Once the vanilla is ready for export its price is eight to ten times higher than for green vanilla, meaning the export price is expected to be between $376 and $560 per kilo.
The forests of the northeast tip of the Indian Ocean island are the world’s vanilla capital due to the perfect climate. Vanilla from Magadagascar is known for its rich and creamy taste.
Last year, the price of black non-split Madagascar vanilla VAN-MG-BNS, the benchmark price, rose to a record $635 per kilo from must $100 two years earlier.
The surge in prices, sparked by growing luxury market demand for natural - as opposed to synthetic - vanilla, caused a wave of thefts of vanilla pods by illicit vanilla hunters. Police and vigilante groups have taken to guarding the valuable beans to ward off thieves.

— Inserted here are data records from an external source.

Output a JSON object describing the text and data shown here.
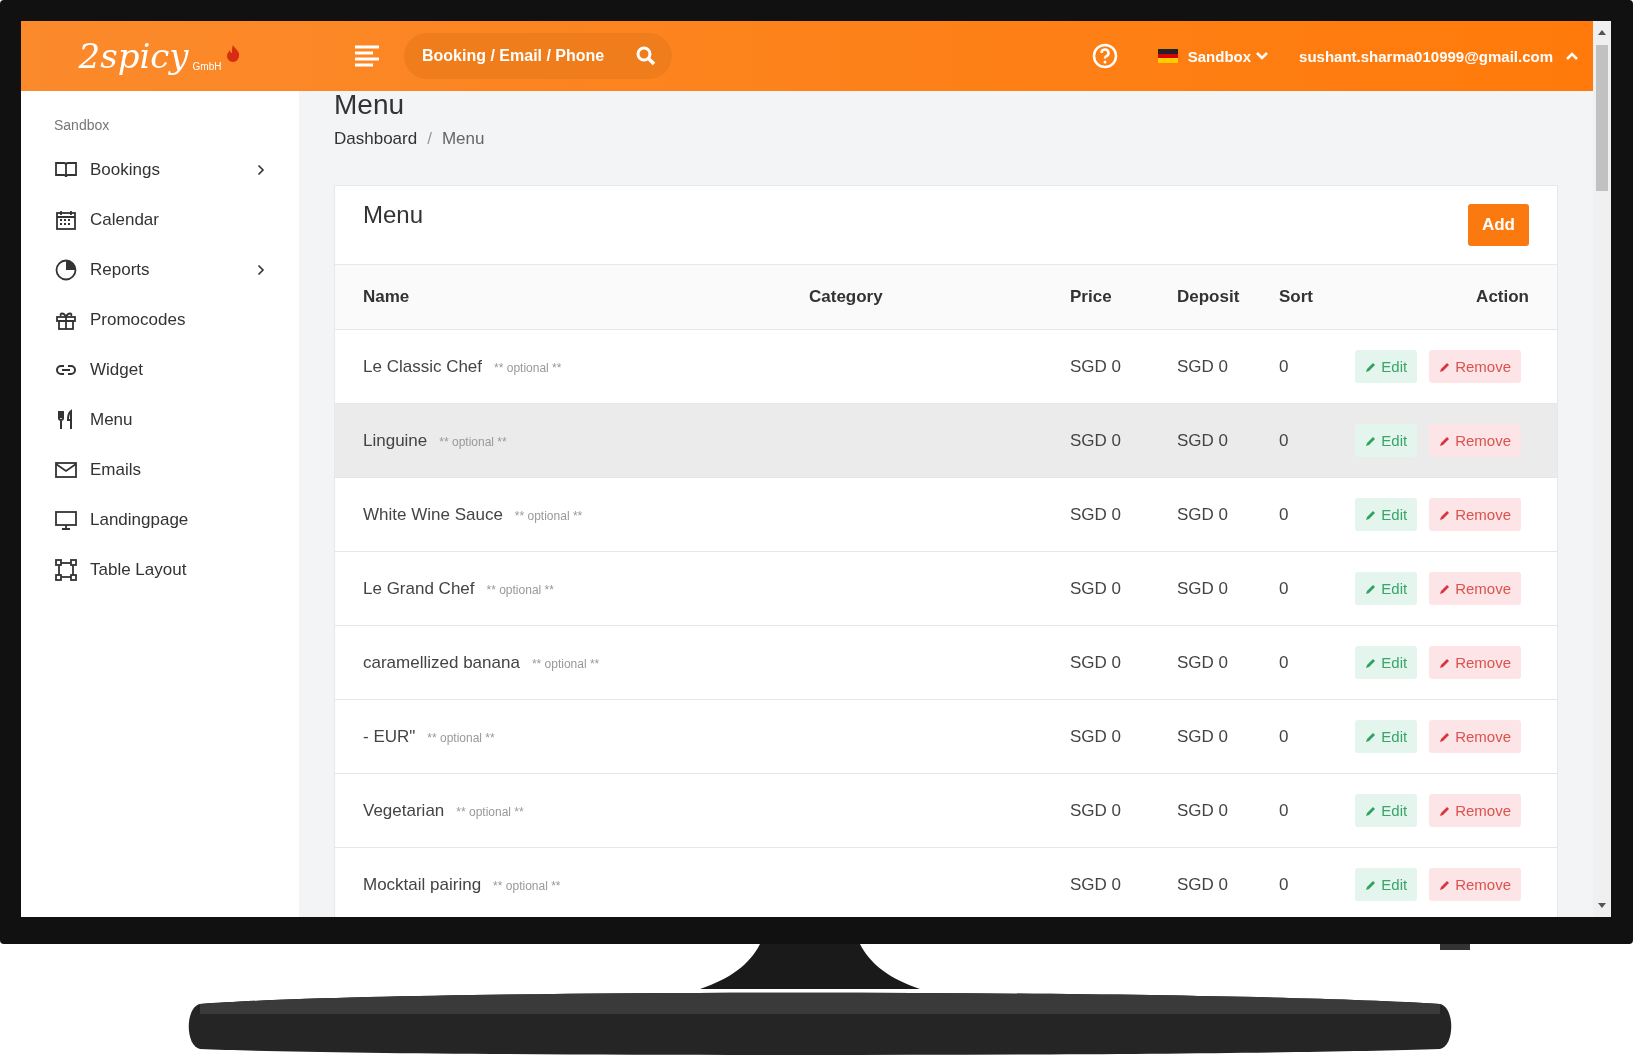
{
  "header": {
    "logo": "2spicy",
    "logo_sub": "GmbH",
    "search": {
      "placeholder": "Booking / Email / Phone"
    },
    "workspace": "Sandbox",
    "user": "sushant.sharma010999@gmail.com"
  },
  "sidebar": {
    "section": "Sandbox",
    "items": [
      {
        "label": "Bookings",
        "kind": "book",
        "has_submenu": true
      },
      {
        "label": "Calendar",
        "kind": "calendar",
        "has_submenu": false
      },
      {
        "label": "Reports",
        "kind": "pie",
        "has_submenu": true
      },
      {
        "label": "Promocodes",
        "kind": "gift",
        "has_submenu": false
      },
      {
        "label": "Widget",
        "kind": "link",
        "has_submenu": false
      },
      {
        "label": "Menu",
        "kind": "cutlery",
        "has_submenu": false
      },
      {
        "label": "Emails",
        "kind": "mail",
        "has_submenu": false
      },
      {
        "label": "Landingpage",
        "kind": "monitor",
        "has_submenu": false
      },
      {
        "label": "Table Layout",
        "kind": "layout",
        "has_submenu": false
      }
    ]
  },
  "page": {
    "title": "Menu",
    "breadcrumb": [
      "Dashboard",
      "Menu"
    ],
    "breadcrumb_separator": "/"
  },
  "card": {
    "title": "Menu",
    "add_button": "Add",
    "columns": [
      "Name",
      "Category",
      "Price",
      "Deposit",
      "Sort",
      "Action"
    ],
    "rows": [
      {
        "name": "Le Classic Chef",
        "note": "** optional **",
        "price": "SGD 0",
        "deposit": "SGD 0",
        "sort": "0",
        "edit": "Edit",
        "remove": "Remove",
        "hovered": false
      },
      {
        "name": "Linguine",
        "note": "** optional **",
        "price": "SGD 0",
        "deposit": "SGD 0",
        "sort": "0",
        "edit": "Edit",
        "remove": "Remove",
        "hovered": true
      },
      {
        "name": "White Wine Sauce",
        "note": "** optional **",
        "price": "SGD 0",
        "deposit": "SGD 0",
        "sort": "0",
        "edit": "Edit",
        "remove": "Remove",
        "hovered": false
      },
      {
        "name": "Le Grand Chef",
        "note": "** optional **",
        "price": "SGD 0",
        "deposit": "SGD 0",
        "sort": "0",
        "edit": "Edit",
        "remove": "Remove",
        "hovered": false
      },
      {
        "name": "caramellized banana",
        "note": "** optional **",
        "price": "SGD 0",
        "deposit": "SGD 0",
        "sort": "0",
        "edit": "Edit",
        "remove": "Remove",
        "hovered": false
      },
      {
        "name": "- EUR\"",
        "note": "** optional **",
        "price": "SGD 0",
        "deposit": "SGD 0",
        "sort": "0",
        "edit": "Edit",
        "remove": "Remove",
        "hovered": false
      },
      {
        "name": "Vegetarian",
        "note": "** optional **",
        "price": "SGD 0",
        "deposit": "SGD 0",
        "sort": "0",
        "edit": "Edit",
        "remove": "Remove",
        "hovered": false
      },
      {
        "name": "Mocktail pairing",
        "note": "** optional **",
        "price": "SGD 0",
        "deposit": "SGD 0",
        "sort": "0",
        "edit": "Edit",
        "remove": "Remove",
        "hovered": false
      }
    ]
  }
}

This year, even though prices remain high and there has been a lack of pre-financing from international buyers, green vanilla has attracted demand.
“Many local buyers have earned enough money in recent years and could buy green vanilla at these prices without waiting for funding,” Ialy Raharijaona, secretary-general of buyers group in the Sava region, said.
Many exporters said at the beginning of the green vanilla buying season that they had not yet received pre-financing from their international buyers.
Last year, when the thieves were active, farmers harvested the green vanilla pods early rather than risk having them stolen. This meant immature vanilla came on to the market which reduced the quality of Madagascar vanilla, buyers said.
The quantity exported also decreased.
Some containers were returned by international buyers during the 2017-2018 season because of the poor quality, a senior industry source in Madagascar told Reuters on condition of anonymity.
Farmers waited until July 15, the official opening date of the marketing season, to harvest and sell their pods.
“Most of the products that arrived on the market were mature green vanilla,” Ialy Raharijaona, whose group has mobilised to ensure the safety of the vanilla fields, said.
Last year, Madagascar exported 1,600 tons of prepared vanilla, for a total value of over $680 million, more than triple the export value of 2015 for more than 2,700 exported tons of prepared vanilla.
For 2018, the export is estimated at the same quantity as in 2017, according to Josielle Rafidy, secretary-general at the Ministry of Trade and Consumption. (Reporting by Lovasoa Rabary Writing by Maggie Fick. Editing by Jane Merriman)